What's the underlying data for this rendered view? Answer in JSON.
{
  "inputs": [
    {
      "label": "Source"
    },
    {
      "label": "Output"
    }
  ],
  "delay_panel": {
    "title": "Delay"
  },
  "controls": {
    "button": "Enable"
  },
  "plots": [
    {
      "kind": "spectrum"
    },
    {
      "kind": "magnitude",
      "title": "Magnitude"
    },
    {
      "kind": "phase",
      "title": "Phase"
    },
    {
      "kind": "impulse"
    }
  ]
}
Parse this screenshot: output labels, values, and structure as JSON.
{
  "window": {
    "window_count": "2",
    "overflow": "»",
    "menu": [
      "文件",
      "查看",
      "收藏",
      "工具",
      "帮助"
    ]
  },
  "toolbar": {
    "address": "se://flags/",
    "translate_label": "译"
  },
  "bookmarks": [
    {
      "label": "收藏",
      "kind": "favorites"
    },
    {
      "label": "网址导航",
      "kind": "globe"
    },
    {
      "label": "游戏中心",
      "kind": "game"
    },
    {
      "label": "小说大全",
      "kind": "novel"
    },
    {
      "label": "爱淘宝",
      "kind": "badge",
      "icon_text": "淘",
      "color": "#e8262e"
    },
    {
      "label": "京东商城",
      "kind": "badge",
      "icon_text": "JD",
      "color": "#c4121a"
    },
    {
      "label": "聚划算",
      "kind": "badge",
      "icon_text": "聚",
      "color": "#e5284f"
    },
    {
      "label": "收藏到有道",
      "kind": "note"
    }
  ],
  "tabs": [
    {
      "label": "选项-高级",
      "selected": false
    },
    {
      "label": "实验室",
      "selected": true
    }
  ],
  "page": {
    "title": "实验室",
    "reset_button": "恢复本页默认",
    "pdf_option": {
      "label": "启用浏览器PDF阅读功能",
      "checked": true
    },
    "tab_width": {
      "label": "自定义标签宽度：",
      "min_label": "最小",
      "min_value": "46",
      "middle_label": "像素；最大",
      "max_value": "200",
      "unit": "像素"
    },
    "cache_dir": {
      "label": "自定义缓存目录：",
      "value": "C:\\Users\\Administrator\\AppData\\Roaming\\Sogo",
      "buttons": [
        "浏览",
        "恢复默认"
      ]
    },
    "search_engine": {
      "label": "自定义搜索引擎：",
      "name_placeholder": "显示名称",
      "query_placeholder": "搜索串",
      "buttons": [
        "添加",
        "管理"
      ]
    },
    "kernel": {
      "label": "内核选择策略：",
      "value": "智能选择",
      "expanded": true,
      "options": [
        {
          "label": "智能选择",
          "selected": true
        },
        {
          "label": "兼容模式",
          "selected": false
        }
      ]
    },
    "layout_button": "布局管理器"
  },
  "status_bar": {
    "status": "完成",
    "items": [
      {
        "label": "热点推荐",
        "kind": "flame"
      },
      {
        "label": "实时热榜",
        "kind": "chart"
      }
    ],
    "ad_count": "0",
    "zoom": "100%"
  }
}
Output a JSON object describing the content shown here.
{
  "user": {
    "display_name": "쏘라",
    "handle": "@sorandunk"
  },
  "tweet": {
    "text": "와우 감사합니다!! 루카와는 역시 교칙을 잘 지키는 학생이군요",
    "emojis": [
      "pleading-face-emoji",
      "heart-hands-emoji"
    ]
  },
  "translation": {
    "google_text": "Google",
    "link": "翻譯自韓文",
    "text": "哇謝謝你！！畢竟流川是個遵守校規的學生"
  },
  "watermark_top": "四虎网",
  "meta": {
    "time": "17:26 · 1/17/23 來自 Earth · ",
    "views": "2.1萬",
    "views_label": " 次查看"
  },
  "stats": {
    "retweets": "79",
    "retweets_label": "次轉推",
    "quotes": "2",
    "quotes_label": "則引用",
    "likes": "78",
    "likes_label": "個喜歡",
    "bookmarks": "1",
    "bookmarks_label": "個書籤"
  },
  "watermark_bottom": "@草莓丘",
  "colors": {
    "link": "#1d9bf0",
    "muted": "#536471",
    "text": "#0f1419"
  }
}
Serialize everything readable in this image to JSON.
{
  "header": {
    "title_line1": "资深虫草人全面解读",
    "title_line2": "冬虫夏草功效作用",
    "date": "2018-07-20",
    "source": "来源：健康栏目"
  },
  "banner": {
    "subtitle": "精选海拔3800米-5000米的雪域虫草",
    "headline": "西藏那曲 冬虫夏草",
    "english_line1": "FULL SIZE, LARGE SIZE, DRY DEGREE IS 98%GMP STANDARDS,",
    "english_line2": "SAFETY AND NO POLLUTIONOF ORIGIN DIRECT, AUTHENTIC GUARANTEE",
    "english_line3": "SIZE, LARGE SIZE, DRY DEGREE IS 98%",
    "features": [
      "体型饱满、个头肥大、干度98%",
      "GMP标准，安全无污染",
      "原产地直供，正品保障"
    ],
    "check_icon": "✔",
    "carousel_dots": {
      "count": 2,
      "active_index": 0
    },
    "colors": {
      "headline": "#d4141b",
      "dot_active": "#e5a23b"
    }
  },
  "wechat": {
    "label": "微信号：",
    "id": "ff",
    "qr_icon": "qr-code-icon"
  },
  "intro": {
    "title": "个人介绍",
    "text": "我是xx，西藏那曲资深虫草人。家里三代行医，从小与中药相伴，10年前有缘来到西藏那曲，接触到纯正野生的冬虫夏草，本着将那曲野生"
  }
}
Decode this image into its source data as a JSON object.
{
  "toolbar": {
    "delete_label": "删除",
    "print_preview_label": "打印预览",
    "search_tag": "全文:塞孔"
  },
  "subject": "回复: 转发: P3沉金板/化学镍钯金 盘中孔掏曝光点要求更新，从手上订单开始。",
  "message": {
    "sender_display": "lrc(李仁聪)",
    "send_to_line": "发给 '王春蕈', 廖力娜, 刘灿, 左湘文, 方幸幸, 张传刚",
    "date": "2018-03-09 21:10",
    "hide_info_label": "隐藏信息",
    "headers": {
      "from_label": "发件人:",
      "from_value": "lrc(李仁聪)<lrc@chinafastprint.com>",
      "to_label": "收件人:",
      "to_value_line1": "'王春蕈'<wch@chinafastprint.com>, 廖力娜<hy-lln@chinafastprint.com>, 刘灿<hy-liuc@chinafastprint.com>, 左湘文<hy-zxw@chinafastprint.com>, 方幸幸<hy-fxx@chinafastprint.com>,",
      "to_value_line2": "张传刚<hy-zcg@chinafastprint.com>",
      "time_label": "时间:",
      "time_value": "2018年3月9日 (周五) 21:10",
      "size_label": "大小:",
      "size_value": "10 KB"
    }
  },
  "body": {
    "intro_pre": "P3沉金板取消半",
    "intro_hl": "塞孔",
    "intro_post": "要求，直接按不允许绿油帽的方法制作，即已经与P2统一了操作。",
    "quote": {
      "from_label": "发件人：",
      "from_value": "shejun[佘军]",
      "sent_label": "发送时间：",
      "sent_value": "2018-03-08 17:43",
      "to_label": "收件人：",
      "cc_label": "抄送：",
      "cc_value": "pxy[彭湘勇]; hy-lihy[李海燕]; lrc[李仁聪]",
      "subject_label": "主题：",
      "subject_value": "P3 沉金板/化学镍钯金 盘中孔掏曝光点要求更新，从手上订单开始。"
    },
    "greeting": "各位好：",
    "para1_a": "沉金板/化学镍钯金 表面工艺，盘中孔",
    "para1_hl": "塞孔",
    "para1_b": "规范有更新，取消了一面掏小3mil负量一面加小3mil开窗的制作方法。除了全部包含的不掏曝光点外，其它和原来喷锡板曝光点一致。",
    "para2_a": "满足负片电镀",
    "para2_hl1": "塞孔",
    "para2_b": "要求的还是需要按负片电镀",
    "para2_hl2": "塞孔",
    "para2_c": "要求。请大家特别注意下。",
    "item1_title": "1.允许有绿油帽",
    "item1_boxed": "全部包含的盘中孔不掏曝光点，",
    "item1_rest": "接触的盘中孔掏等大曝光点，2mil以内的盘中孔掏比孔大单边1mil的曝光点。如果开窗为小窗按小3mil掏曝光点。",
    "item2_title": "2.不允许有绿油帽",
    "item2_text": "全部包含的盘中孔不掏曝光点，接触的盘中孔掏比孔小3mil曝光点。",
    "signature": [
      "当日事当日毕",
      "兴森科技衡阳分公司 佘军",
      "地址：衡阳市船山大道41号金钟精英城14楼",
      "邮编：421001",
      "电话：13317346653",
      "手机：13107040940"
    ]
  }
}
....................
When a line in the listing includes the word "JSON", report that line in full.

What's the underlying data for this rendered view? Answer in JSON.
Parse this screenshot: output labels, values, and structure as JSON.
Output a JSON object describing the content shown here.
Serialize everything readable in this image to JSON.
Decode this image into its source data as a JSON object.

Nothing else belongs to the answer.